**WHAT YOU SHOULD DO**: What lines in the material hold the string "label"? Copy out each of them.

'''

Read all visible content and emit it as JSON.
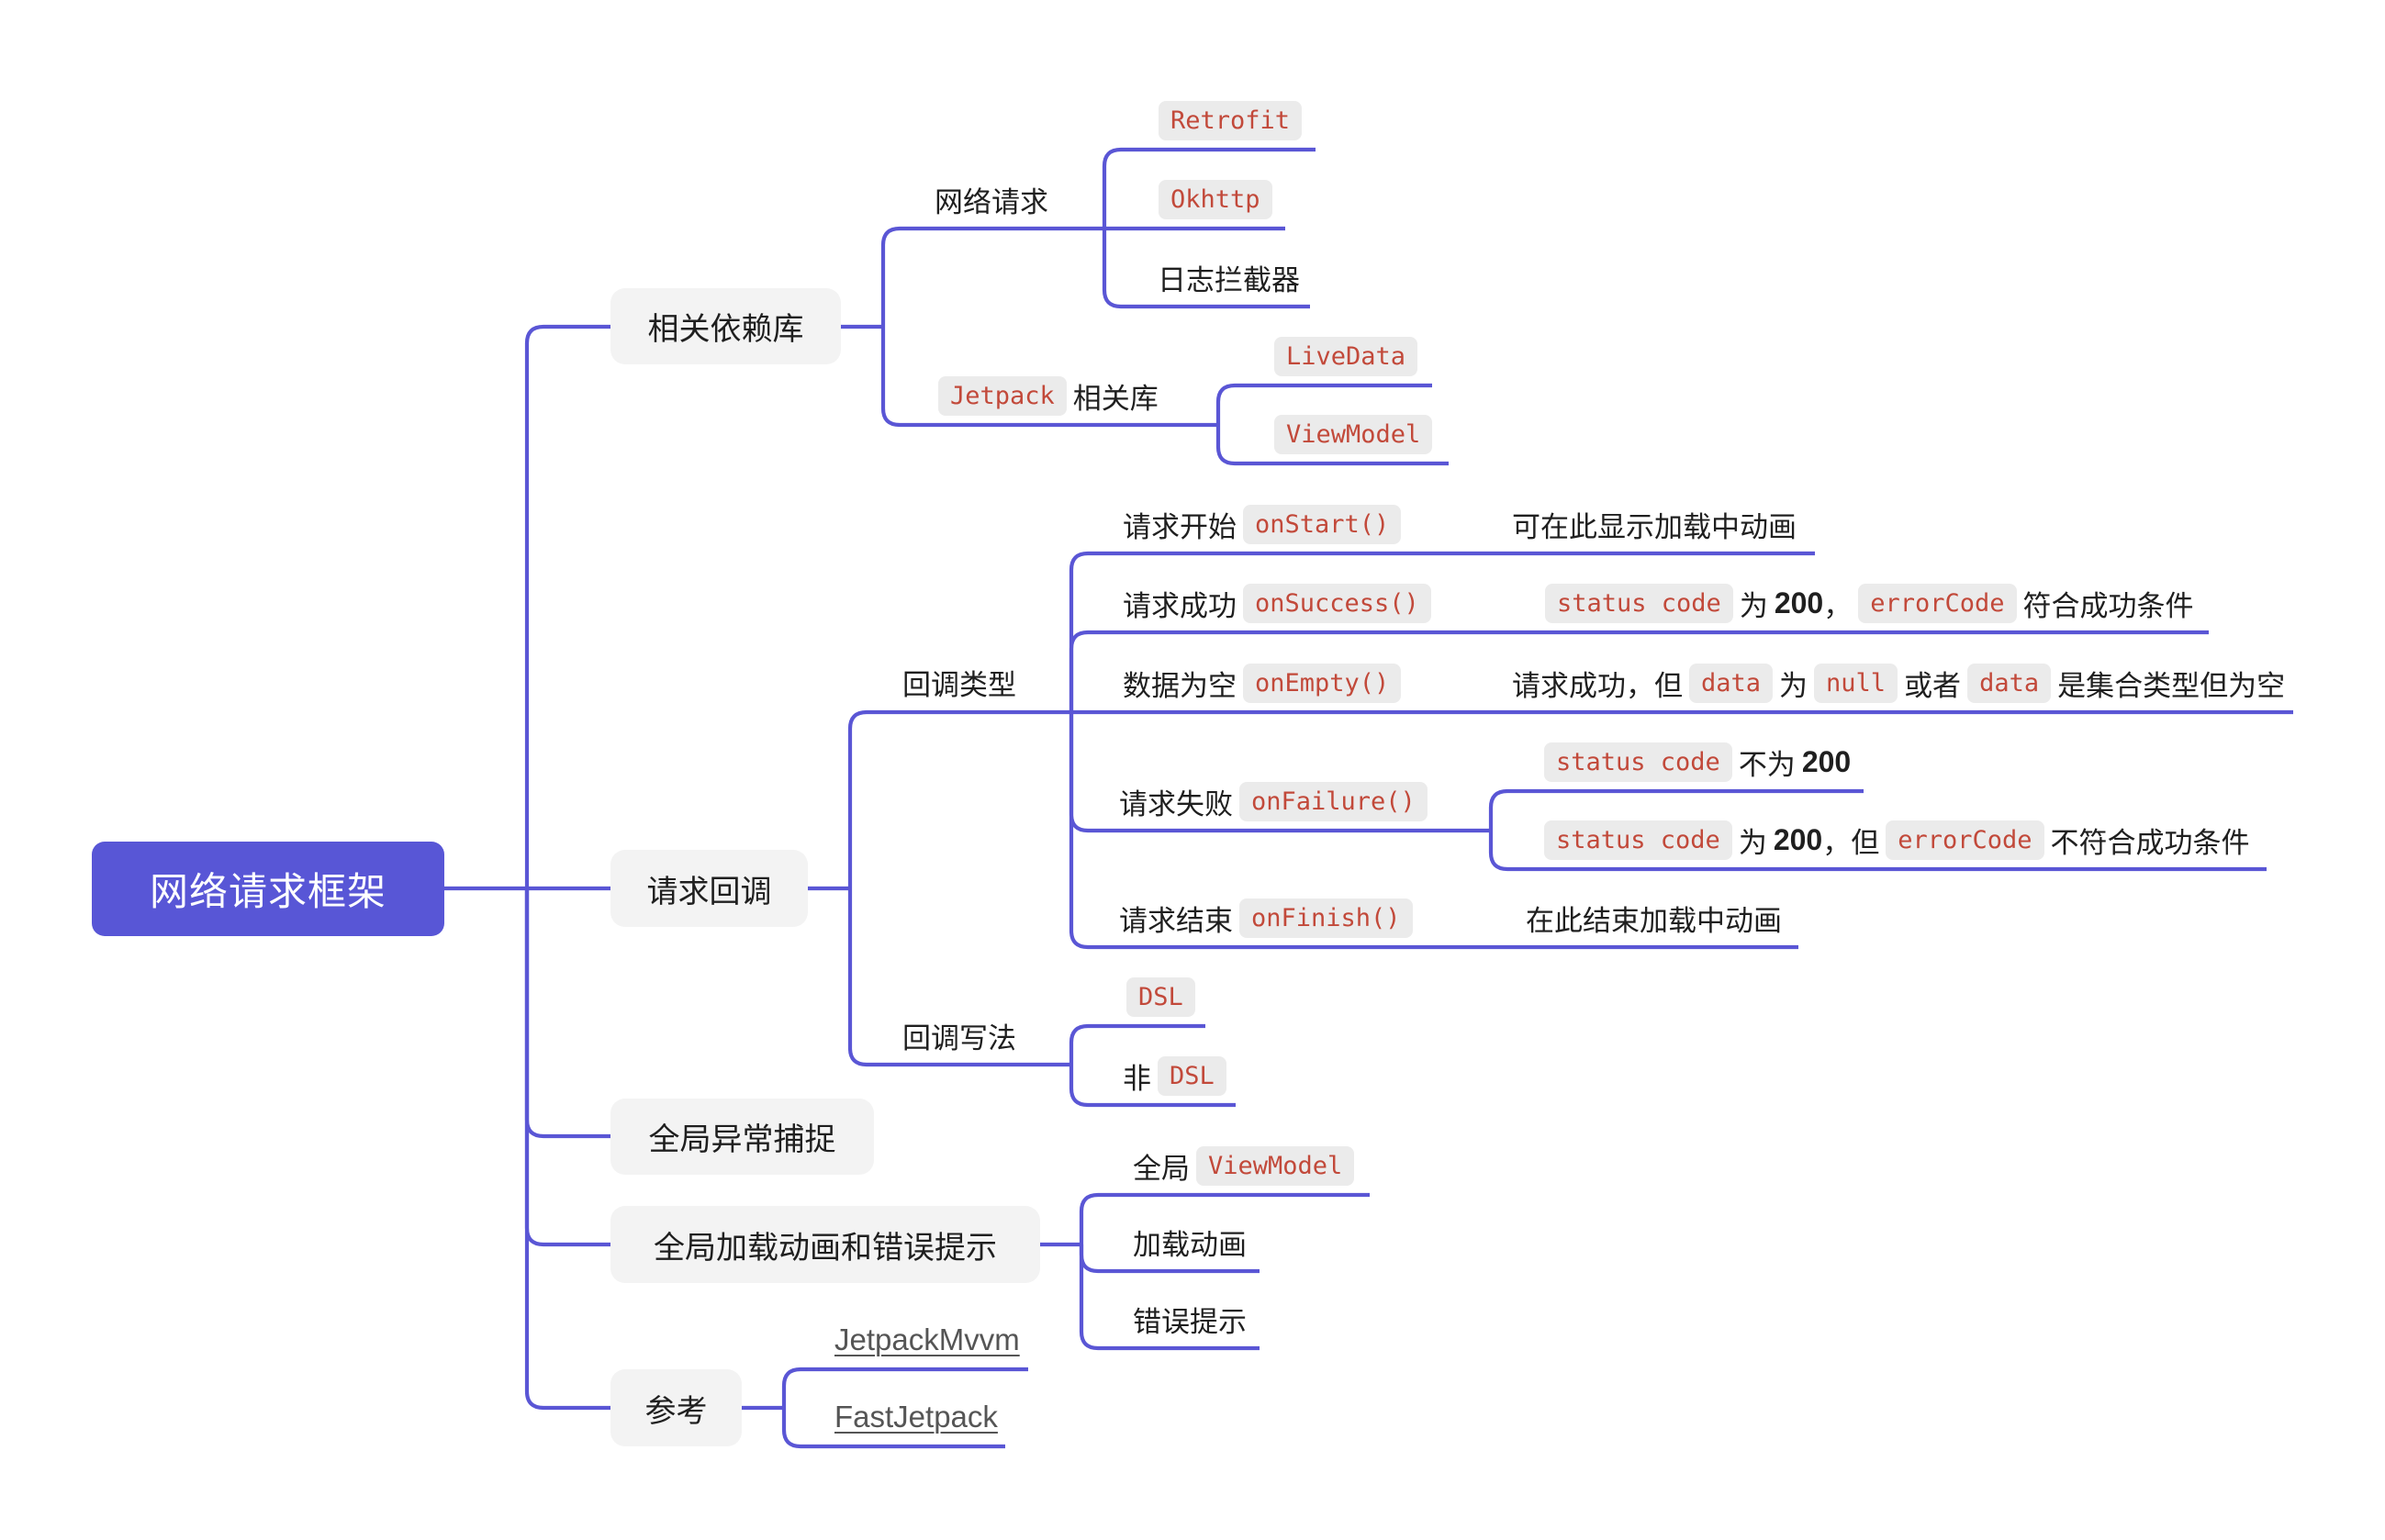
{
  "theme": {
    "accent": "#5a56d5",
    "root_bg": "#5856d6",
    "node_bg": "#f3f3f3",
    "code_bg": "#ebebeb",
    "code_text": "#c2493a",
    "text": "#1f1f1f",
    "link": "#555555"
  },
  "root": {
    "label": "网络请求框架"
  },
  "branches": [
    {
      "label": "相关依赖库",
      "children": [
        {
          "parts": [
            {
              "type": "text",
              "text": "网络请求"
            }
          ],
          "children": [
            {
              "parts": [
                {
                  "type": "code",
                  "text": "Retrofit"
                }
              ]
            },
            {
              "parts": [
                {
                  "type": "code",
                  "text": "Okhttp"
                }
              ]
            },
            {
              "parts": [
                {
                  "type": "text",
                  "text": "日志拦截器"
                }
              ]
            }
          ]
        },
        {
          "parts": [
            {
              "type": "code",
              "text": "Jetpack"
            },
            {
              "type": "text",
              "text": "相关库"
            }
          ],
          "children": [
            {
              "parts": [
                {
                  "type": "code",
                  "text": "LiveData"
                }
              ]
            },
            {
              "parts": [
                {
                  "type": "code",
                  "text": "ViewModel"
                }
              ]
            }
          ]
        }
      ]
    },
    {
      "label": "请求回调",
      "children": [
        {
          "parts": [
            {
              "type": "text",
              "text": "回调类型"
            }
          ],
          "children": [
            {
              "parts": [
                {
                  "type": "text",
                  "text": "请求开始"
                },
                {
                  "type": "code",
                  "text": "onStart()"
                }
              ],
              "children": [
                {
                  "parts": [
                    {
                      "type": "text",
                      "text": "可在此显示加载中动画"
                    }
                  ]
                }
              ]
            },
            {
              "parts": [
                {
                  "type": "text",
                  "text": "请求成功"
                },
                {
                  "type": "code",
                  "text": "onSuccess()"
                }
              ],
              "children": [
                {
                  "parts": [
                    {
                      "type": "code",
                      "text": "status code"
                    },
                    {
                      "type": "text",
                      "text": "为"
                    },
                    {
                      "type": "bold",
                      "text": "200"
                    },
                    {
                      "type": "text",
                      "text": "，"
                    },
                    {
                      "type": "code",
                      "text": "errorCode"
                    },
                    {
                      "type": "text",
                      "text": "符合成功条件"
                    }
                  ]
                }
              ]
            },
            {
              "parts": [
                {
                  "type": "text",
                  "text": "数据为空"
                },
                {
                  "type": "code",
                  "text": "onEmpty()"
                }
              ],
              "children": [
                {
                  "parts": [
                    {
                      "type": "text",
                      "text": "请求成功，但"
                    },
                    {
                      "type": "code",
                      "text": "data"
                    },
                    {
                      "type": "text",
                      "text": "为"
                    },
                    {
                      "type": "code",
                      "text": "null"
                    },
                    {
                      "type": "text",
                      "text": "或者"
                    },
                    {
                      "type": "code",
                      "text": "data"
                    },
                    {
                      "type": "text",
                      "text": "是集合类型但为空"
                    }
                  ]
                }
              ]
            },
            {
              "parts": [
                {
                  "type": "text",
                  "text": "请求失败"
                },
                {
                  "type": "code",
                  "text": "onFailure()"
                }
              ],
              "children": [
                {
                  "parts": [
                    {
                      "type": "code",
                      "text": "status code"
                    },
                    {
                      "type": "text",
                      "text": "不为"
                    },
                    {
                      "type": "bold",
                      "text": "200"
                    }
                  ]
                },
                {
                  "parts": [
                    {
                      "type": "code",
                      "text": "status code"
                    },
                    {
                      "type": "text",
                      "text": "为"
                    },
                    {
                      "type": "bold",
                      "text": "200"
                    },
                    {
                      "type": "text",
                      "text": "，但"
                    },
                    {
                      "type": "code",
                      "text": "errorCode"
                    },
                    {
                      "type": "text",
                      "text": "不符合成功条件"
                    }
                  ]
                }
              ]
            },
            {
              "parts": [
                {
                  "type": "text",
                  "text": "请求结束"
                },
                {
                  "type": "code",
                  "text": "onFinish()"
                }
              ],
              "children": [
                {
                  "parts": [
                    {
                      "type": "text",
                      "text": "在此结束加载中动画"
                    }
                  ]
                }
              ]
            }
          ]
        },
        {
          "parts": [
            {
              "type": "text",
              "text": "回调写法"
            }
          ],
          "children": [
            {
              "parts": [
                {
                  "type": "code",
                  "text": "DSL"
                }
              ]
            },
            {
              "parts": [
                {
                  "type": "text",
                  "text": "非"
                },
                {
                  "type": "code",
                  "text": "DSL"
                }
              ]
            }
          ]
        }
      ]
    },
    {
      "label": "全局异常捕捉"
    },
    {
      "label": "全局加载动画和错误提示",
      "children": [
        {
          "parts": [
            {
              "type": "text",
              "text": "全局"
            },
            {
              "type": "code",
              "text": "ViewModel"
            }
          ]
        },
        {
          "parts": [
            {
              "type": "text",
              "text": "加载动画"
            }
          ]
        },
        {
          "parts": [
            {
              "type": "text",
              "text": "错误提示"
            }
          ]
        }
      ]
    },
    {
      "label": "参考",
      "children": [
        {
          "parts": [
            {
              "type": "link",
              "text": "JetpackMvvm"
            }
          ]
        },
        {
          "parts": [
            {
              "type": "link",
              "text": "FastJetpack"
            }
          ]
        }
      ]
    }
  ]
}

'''

**TASK OUTPUT**:
    "label": "网络请求框架"
      "label": "相关依赖库",
      "label": "请求回调",
      "label": "全局异常捕捉"
      "label": "全局加载动画和错误提示",
      "label": "参考",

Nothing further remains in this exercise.